As published in the Westside Weekly Messenger.
Written by Mohsen Nazari.
Photo: Najafi Carpet Gallery owner Ramazan Najafi and News Corp’s Mohsen Nazari, who all marvel at the incredible changes that have taken place on Prospect Rd in Kilburn.
When News Corp’s Mohsen Nazari arrived in Kilburn as a refugee back in 2005, northern Prospect Rd was a “high-crime neighbourhood”. Over the years, Mo’s family has seen the street become enriched with Middle Eastern culture. Here, he shares the story of Kilburn’s changing face.
From a high-crime neighbourhood to the cultural hub it is today, I’ve watched the north of Prospect Rd in Kilburn go through a spectacular transition over the past 13 years.
I arrived in Australia as a refugee from Afghanistan back in 2003 and settled in Kilburn two years later.
I was nine years old and couldn’t speak any English. It was hard for my family to communicate to people or find what we needed. Asking for a grocery item, we would always pull out a Farsi/English dictionary and find what we wanted.
Kilburn was not the same as it is today. It wasn’t safe to walk out at night in the suburb. You could hear sirens every now and then and know what was going on outside.
This doesn’t mean we didn’t love the suburb, it was so convenient for us to get to school, everything was close to us and we would catch the bus everywhere.
Back then, the only supermarket that stocked foreign produce was the Vatan Supermarket on the corner of Hopetoun Ave.
Today, it is almost unrecognisable from those days.

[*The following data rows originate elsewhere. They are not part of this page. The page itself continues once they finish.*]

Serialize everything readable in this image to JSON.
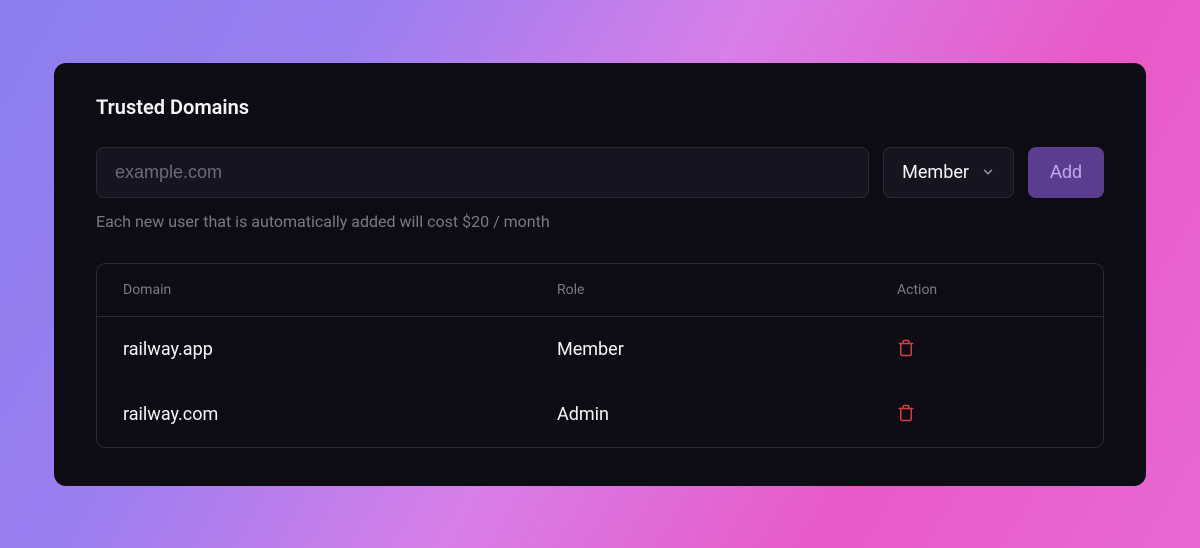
{
  "title": "Trusted Domains",
  "input": {
    "placeholder": "example.com"
  },
  "role_select": {
    "selected": "Member"
  },
  "add_button": "Add",
  "help_text": "Each new user that is automatically added will cost $20 / month",
  "table": {
    "headers": {
      "domain": "Domain",
      "role": "Role",
      "action": "Action"
    },
    "rows": [
      {
        "domain": "railway.app",
        "role": "Member"
      },
      {
        "domain": "railway.com",
        "role": "Admin"
      }
    ]
  }
}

Now the street is bursting with restaurants and shops on every corner and it boasts a rich and fascinating culture.
My people, the Hazara of Afghanistan, are a large ethnic group in Kilburn. They have opened more than a dozen businesses along the strip in the past 14 years.
Community leader Hussain Razaiat, who arrived in 2002, is amazed by changes he’s seen.
“During the time I settled in Adelaide, Kilburn was commonly known as a dangerous suburb. You would not be able to go out alone at night to shop,” Mr Razaiat said.
“The local community has been welcoming and worked along with new businesses during this transition (to a more multicultural suburb). It has brought safety, better quality of life, growth in population and shifted focus of local and state government fundings and support to the area.”
The small businesses that have popped up aren’t just from the Afghan community – Persians, Iraqis and other Middle Eastern groups have opened myriad stores, from retail and clothing to traditional products such as carpets.
“The businesses that have opened have brought new life and energy to the area, with the new IGA opening that caters for the local community,” Enfield councillor Michael Iammarrone said.
“It has benefited all Australians in the area, fertilised the northern side of Prospect.”
For many refugees like me, Kilburn has become a home away from home. Coming from a war-torn country, it has been an ideal place to settle because it was close to the city yet rents remained relatively cheap.
Najafi Carpet Gallery owner Ramazan Najafi said when he came to Adelaide from Melbourne, he found the area much more affordable and convenient.
“I saw the potential of Kilburn and love the community here,” he said. “I have seen the change happen around me and it makes me proud to be part of it.”
Now Kilburn has grown to such a hub that it’s easy for locals like me to dine and shop for products I never would have found a decade ago – and all close to home.
Some of my highlights include The Ghan Kebab House – my go-to for a weekend treat, Tasty Bread Bakery where I go for my daily bread and Rumi Palace for a fancy night out.
And the one that started it all, the Vatan Supermarket, is still going strong.